Why, when, what, how and who with the new Serco Yamaha pilot.
Words: Simon Makker
After recently transferring to Serco Yamaha and debuting his new YZ250F in Queensland’s Sunshine State MX Series at Gympie, MotoOnline got in contact with 23-year-old Jesse Dobson to ask him Five Questions about his year to date.
Why have you decided to jump back down to the MX2 class after six years in MX1?
I felt I’d raced in the MX1 for a long time – I moved straight into that field when I turned pro in 2014. As a privateer I couldn’t afford to race a 250 four-stroke as they’re too expensive and it was a lot cheaper to get on a 450. Last year was tough, though.

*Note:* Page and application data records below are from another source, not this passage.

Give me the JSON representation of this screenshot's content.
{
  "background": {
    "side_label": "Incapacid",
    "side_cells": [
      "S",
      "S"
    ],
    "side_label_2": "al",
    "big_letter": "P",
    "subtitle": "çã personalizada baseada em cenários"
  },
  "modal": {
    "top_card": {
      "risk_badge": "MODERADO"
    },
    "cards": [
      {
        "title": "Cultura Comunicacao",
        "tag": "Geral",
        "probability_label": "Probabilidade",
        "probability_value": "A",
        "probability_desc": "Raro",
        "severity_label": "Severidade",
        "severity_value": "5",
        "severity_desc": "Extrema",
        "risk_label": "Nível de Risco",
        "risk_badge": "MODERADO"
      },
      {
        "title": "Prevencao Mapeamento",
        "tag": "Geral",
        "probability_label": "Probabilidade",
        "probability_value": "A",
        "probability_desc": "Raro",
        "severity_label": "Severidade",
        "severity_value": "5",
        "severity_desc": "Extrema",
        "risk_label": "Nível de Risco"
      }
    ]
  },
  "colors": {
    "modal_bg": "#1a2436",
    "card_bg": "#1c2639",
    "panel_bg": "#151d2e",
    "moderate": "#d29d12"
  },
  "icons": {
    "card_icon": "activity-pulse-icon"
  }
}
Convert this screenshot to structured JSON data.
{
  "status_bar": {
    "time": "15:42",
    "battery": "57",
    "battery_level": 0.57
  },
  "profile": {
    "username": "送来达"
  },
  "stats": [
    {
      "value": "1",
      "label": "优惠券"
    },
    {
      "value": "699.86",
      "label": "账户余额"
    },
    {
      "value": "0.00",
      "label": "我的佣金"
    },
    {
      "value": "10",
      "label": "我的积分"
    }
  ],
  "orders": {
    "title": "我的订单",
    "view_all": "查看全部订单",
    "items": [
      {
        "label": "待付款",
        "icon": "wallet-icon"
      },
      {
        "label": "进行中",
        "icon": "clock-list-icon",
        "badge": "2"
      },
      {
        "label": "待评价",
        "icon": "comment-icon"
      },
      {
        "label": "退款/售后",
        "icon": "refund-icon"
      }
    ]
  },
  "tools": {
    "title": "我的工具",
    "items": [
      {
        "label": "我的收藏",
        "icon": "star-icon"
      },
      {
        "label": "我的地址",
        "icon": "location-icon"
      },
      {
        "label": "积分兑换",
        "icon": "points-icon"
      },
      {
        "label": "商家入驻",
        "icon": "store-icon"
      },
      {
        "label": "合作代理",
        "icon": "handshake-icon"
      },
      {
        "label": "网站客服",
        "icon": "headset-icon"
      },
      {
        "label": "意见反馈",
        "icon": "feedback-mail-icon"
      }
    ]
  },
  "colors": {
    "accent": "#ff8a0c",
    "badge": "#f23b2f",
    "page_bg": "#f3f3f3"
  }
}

I was still a privateer racing on a shoestring budget and, while I showed some flashes, I didn’t really pull it together. This year I felt I had a good opportunity with a great team to go back and rebuild my racecraft and make a bit of money at the same time. In MX1 I feel like I’ve always been the fifth-placed guy and never cracked the podium, so thought I’d recreate myself. I’m still young and have plenty of time left in the sport.
When did you make the switch from the Recover8 KTM team to Serco Yamaha?
It was announced at the start of July. KTM and Husqvarna were hit quite hard with the COVID stuff and they’d pulled a lot of budget from racing. When a ride opened up at Serco Yamaha, Yamaha and Gavin Eales approached me with a good offer. I talked to KTM and with the budget changes and the MX Nationals up in the air, we came to a mutual agreement to be let out of my contract, which I’m really grateful for. The Recover8 team is awesome and I’m thankful for all the opportunities they gave me at the start of the year. There’s no bad blood or anything there, but I’m now excited for the chance I have to prove myself at Serco.
What do you think of the Yamaha now that you’ve spent a bit of time on it?
It’s a really good package, but different to the KTM I rode for the first six months of the year. Everyone will tell you it’s a big change moving from a European bike to a Japanese bike, but it hasn’t taken all that long to get comfortable on it. The team has made the adjustment easy and their support has been massive. I really like the torque of the Yamaha motor and I just need some more races to be able to show how much I’m enjoying the change.
How did it feel to be back racing on the weekend?
It was exciting to be out there, that’s for sure. Even with everything that’s happening I haven’t slowed down my training and I’ve been working closely with Kirk Gibbs, who lives nearby and has the same trainer as me. The MX Farm track on the weekend was good, but I made a couple of bad gate picks and I found the track hard to pass on. I improved as the weekend went on and finished fifth overall, which I’m not super-pumped on, but there were a lot of positives and I’m happy that I now have a good idea on the areas I need to work on. The field was pretty stacked with Jay [Wilson], Aaron [Tanti], Luke Styke was back racing motocross, and Todd [Waters] rode both classes. It was just good being back out racing those guys and putting in some hard laps.
Who’s going to be the Australian with the best results overseas this year?
That’s a tough question! In the MXGP I don’t think you can go past Jed Beaton. I talk to him a bit and he’s working hard, is riding solid and has a good team around him. With his experience over there he’ll be the top Aussie. In the US, it’s hard to choose between Hunter and Jett Lawrence. I’ll probably go Hunter as he’s a hard worker and Jett isn’t proven yet, but it’s going to be interesting to watch how those boys go in a couple of weeks time. They grew up just down the road from me, so I’m stoked to see them doing well.